━━ Information provided

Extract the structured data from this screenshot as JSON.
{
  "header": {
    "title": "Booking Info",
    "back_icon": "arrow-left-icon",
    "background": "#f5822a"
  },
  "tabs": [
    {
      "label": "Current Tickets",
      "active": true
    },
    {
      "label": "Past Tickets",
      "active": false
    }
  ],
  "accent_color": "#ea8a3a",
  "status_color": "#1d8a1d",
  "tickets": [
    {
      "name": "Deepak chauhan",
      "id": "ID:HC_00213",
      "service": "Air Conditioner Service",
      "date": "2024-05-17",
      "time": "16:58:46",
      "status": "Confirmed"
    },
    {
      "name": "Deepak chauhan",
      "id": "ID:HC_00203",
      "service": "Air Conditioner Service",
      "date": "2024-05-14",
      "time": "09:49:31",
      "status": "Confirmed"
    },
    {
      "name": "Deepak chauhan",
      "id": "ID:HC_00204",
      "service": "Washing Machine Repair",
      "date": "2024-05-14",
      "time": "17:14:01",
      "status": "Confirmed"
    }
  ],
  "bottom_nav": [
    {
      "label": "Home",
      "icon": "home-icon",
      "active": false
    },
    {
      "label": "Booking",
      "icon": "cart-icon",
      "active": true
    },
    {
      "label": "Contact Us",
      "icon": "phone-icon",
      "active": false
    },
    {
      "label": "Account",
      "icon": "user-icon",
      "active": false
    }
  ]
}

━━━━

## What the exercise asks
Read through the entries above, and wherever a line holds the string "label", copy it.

## Solution to this task
      "label": "Current Tickets",
      "label": "Past Tickets",
      "label": "Home",
      "label": "Booking",
      "label": "Contact Us",
      "label": "Account",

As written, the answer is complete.